Beta-Blockers May Help With Breast Cancer Treatment
May help prevent heart failure and death from metastatic disease.
In the July 2011 Women’s Heart Advisor, we discussed research confirming that radiation therapy for breast cancer prior to 1984, as well as the presence of benign breast calcifications, both increase the risk of coronary artery disease.
Now there’s more evidence supporting a breast-heart connection, but this time, the news is good. Two recent studies suggest that beta-blockers may reduce the cardiovascular side effects of chemotherapy and, possibly, prevent tumors from spreading.
Beta-blockers are commonly prescribed to heart patients. They lower blood pressure and help the heart pump more easily by blocking adrenalin, thereby preventing the arteries from constricting. Common beta-blockers include metroprolol (Lopressor, Toprol XL), atenolol (Tenormin), carvedilol (Coreg), nadolol (Corgard) and propranolol (Inderal).
Lowering Risk of Heart Failure
A preliminary study conducted at Cleveland Clinic indicates that beta-blockers may protect the heart during treatment with trastuzumab (Herceptin). This targeted monoclonal antibody therapy used in human epidermal receptor 2-positive (HER2+) breast cancer increases the cancer-killing power of other chemotherapy drugs for some patients and is used alone in others when other drugs have failed. But it is not without risks of its own, which include the development of heart failure.
In the Cleveland Clinic study, which was presented at the American Heart Association annual meeting in November 2011, beta-blockers reduced the likelihood of developing heart failure after one year of trastuzumab therapy by 65 percent. Of the 197 participants, none who took a beta-blocker developed heart failure, while 11 percent of those who were not taking a beta-blocker did. After adjusting for traditional cardiovascular risk factors that can lead to heart failure, including radiation therapy and cancer treatment with anthracyclines, beta-blockers lowered the risk of developing heart failure on trastuzumab by 83 percent.
In contrast, nearly nine percent of patients taking trastuzumab were taking ACE inhibitors, but this medication did not stop the heart from failing.
Preventing Cancer from Spreading
Ninety percent of deaths from breast cancer occur when the cancer spreads (metastasizes) to other parts of the body. Finding a way to stop metastasis is key to improving survival. A recent study suggests beta-blockers may help.
In November 2010, researchers in the UK reported that beta-blocker therapy reduced the risk of metastatsis, recurrence and death in a study of 466 patients with operable breast cancer.
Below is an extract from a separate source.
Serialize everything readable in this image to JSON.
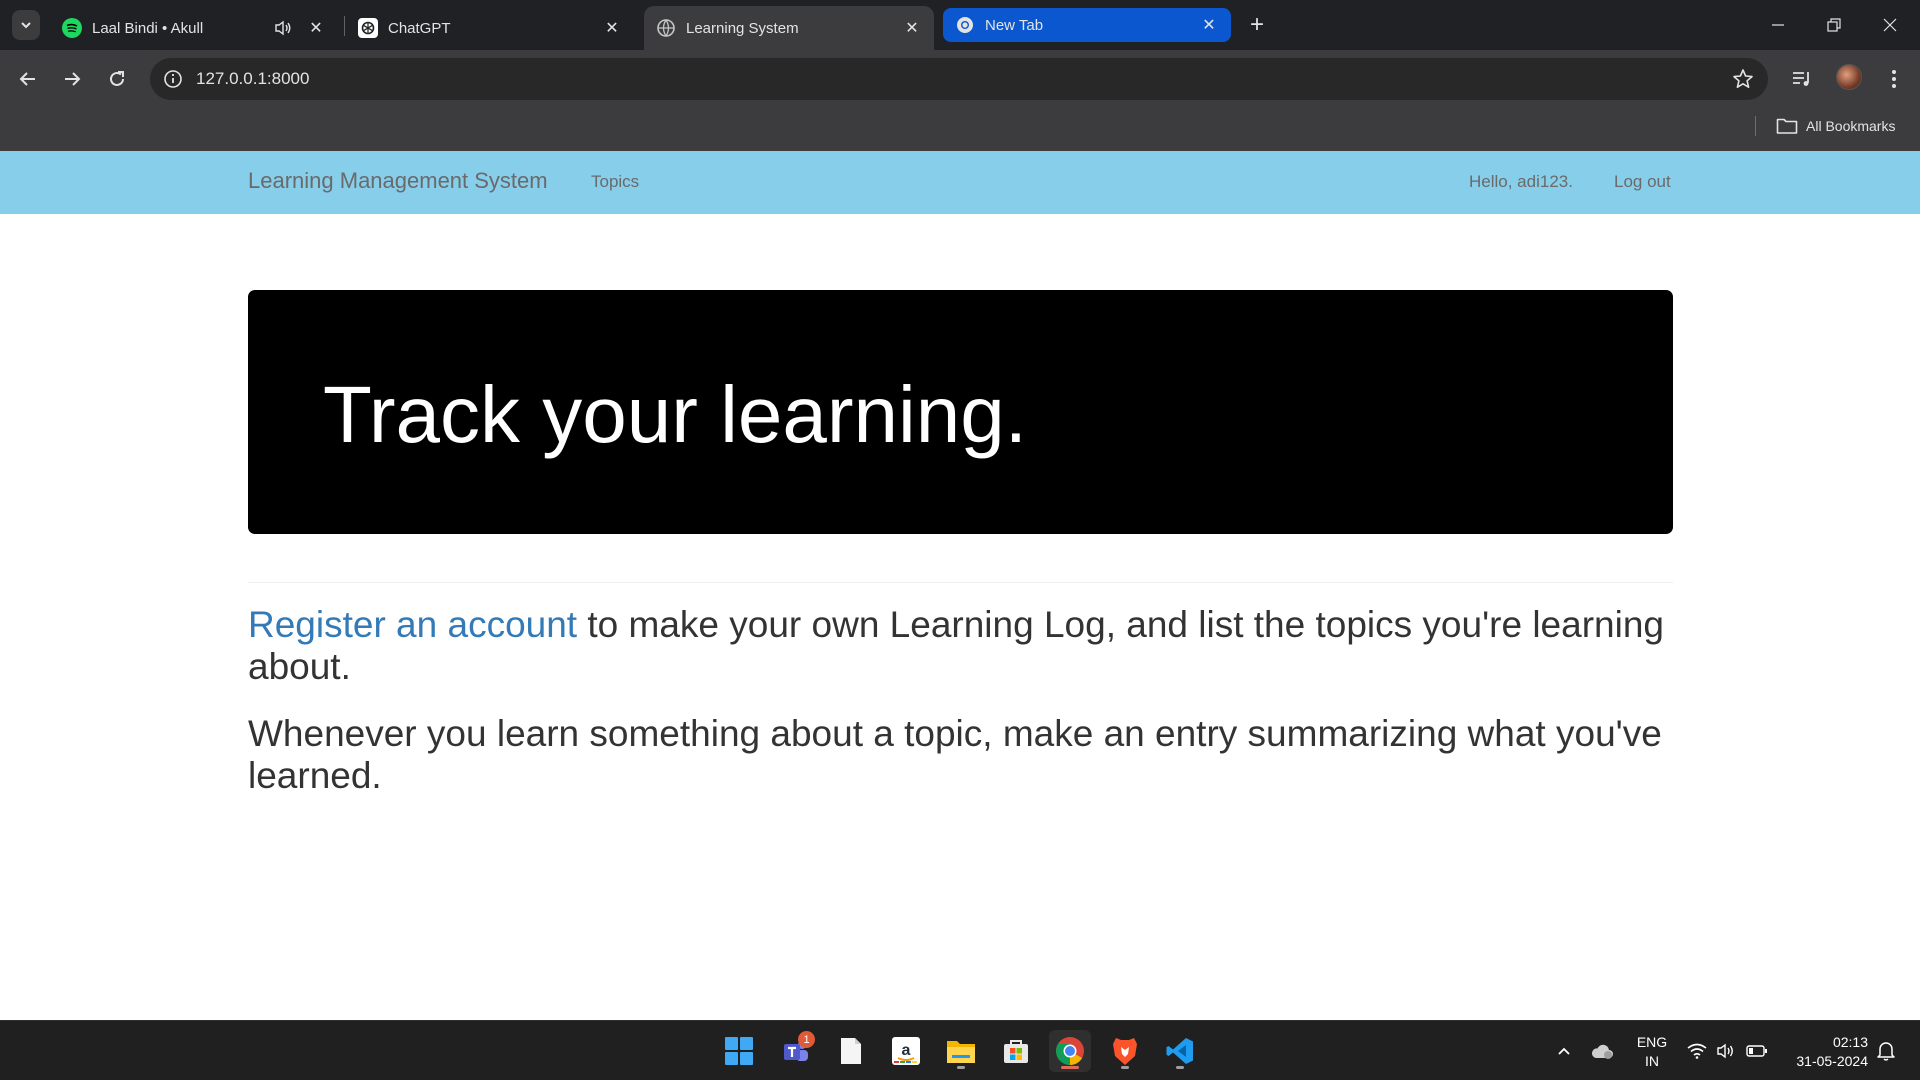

The patients were divided into three groups: taking beta-blockers for hypertension; taking a different drug for hypertension; and taking none of these drugs. After more than 10 years of followup, the women who took beta-blockers had a 57 percent lower risk of metastatic disease and a 71 percent lower chance of dying from breast cancer.
As a result of the this study, Cancer Research UK has funded a larger study. The outcome will be used to verify whether clinical trials to determine which beta-blocker works best are warranted.